- Authors: Taylor, Richard D.
- Telecommunications Policy
- DOI: 10.1016/j.telpol.2016.11.007
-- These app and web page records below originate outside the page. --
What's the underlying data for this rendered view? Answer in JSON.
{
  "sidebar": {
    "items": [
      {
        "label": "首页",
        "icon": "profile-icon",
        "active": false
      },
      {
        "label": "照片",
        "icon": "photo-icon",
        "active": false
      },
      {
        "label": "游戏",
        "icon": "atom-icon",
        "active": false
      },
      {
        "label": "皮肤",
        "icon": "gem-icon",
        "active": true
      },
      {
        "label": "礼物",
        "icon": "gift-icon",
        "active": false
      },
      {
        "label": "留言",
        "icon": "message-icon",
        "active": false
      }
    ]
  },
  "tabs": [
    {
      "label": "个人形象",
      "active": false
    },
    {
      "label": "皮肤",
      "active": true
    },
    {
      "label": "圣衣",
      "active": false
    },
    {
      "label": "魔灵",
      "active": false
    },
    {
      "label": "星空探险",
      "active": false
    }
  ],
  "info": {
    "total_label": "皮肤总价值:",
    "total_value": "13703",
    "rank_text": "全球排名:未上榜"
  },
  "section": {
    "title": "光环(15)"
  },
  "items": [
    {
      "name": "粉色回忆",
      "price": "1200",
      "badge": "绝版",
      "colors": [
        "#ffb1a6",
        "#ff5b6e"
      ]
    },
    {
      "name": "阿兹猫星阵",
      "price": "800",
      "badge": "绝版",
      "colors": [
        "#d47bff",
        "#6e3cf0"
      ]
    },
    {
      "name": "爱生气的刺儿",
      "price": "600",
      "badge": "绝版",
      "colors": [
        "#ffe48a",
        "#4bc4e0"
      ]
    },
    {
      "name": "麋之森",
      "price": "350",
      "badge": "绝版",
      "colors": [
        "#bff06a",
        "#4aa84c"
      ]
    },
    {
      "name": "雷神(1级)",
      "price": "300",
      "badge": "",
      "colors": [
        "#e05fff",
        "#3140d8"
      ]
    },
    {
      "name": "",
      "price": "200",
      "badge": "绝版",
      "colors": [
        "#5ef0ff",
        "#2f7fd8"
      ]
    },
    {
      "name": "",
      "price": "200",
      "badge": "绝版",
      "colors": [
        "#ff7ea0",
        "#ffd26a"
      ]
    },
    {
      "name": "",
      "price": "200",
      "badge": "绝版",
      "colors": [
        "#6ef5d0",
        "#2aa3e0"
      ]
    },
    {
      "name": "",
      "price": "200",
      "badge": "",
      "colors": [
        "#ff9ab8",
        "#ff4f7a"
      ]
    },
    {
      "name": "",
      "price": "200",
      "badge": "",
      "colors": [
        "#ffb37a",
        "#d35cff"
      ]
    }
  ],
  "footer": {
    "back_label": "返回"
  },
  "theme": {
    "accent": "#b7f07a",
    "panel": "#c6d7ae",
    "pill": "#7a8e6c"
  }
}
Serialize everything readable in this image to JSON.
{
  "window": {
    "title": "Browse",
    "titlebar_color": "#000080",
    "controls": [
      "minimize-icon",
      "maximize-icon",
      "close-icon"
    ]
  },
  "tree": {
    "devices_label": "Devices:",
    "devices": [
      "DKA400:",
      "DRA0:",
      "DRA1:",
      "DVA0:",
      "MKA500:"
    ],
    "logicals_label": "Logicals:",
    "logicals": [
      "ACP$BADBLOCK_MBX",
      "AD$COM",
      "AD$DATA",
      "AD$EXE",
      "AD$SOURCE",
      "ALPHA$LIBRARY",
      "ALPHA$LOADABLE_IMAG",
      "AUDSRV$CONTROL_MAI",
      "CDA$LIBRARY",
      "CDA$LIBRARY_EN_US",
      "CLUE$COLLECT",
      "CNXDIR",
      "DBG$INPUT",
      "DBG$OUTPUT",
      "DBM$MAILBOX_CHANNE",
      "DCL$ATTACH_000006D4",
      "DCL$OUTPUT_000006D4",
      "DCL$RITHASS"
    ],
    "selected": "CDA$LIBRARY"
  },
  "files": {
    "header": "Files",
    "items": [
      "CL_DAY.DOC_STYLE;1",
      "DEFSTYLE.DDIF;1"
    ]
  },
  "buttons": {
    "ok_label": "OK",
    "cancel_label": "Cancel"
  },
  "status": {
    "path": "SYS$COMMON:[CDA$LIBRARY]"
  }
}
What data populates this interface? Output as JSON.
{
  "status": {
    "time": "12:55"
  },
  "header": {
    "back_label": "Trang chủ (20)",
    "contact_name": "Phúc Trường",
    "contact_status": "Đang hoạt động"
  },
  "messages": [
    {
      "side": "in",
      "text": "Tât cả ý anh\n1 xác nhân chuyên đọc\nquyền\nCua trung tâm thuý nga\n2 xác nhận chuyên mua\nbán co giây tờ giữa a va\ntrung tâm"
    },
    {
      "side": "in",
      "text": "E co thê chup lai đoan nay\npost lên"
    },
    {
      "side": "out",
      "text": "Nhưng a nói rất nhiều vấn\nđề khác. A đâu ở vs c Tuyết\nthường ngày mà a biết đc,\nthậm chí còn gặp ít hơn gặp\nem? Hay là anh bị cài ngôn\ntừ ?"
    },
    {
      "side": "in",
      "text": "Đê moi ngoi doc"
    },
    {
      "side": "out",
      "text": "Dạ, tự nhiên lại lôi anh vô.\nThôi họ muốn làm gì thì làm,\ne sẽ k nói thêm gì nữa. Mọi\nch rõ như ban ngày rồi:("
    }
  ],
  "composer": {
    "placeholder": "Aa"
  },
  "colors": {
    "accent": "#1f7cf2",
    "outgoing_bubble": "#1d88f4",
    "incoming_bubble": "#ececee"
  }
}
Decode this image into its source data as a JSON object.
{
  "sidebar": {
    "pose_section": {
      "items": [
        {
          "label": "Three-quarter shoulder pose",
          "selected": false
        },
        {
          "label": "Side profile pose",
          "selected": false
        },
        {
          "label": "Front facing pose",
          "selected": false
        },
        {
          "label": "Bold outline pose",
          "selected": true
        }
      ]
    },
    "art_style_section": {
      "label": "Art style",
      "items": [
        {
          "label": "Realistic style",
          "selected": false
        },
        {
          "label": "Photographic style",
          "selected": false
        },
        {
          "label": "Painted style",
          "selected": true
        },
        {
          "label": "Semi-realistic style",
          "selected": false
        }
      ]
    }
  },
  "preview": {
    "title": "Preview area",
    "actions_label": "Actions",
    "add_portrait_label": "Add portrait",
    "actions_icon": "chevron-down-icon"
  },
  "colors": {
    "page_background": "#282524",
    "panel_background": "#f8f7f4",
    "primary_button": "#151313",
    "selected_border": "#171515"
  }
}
The United States needs to reimagine the basic principles of its telecommunications and information policy to fit an emerging society in which networking and intelligence are embedded into an increasing number of everyday things which constantly monitor and measure our lives. This emerging environment is an always-on, ubiquitous, integrated system comprised of the Internet of Things, Big Data, Artificial Intelligence/Intelligent Systems and the Intercloud, which act together as a single system, referred to here as the “Embedded Infosphere” (EI). This development is driving the latest stage – the third – in the evolution of U.S. communications policy. Each of the components of the EI presents unique challenges, but the greater concern is all of them acting in concert. These developments bring into focus many topics that have been outside the traditional communications policy envelope, and exceed the portfolios of existing agencies and institutions. This article envisions a new “EI policy space,” grounded in established societal values, and built on the experience of the previous stages. There are appropriate policy responses to each of the challenges, but these responses need to be seen in a holistic perspective, as they are all interconnected. Many of the issues such as privacy, security, consumer protection, and data stewardship are common across several elements. The larger goal is to establish a framework for an integrated policy structure which can address unpredictable emergent conditions, while allowing markets to flourish without unduly burdensome regulations, restrictions or uncertainties. This articles suggests a high-level analytical framework of criteria against which proposed EI policies can be measured. While there may be no “perfect” policies, some may be better (or worse) than others. It also offers a political process designed to incorporate the concept of the EI into national policy thinking. This approach should be implemented through a series of steps and should provide flexibility for development. The initial step is a process by which the EI can be acknowledged, its development analyzed, and the national interests institutionalized. The U.S. Senate has already initiated this process with the pending “DIGIT” Act, designed to bring together the core federal stakeholders and open a policy discourse which will be expanded over time to other key stakeholders. This should lead to the development of a national EI strategy. Since the EI is progressively global, the article suggests how both the normative and regulatory dimensions can be approached in the global context. It raises the possibility of a restructured ICANN “Empowered Community” as a possible venue for developing policies and recommendations in this area. It notes that since global unanimity is unlikely, non-governmental regimes will likely develop to address the unresolved policy interstices.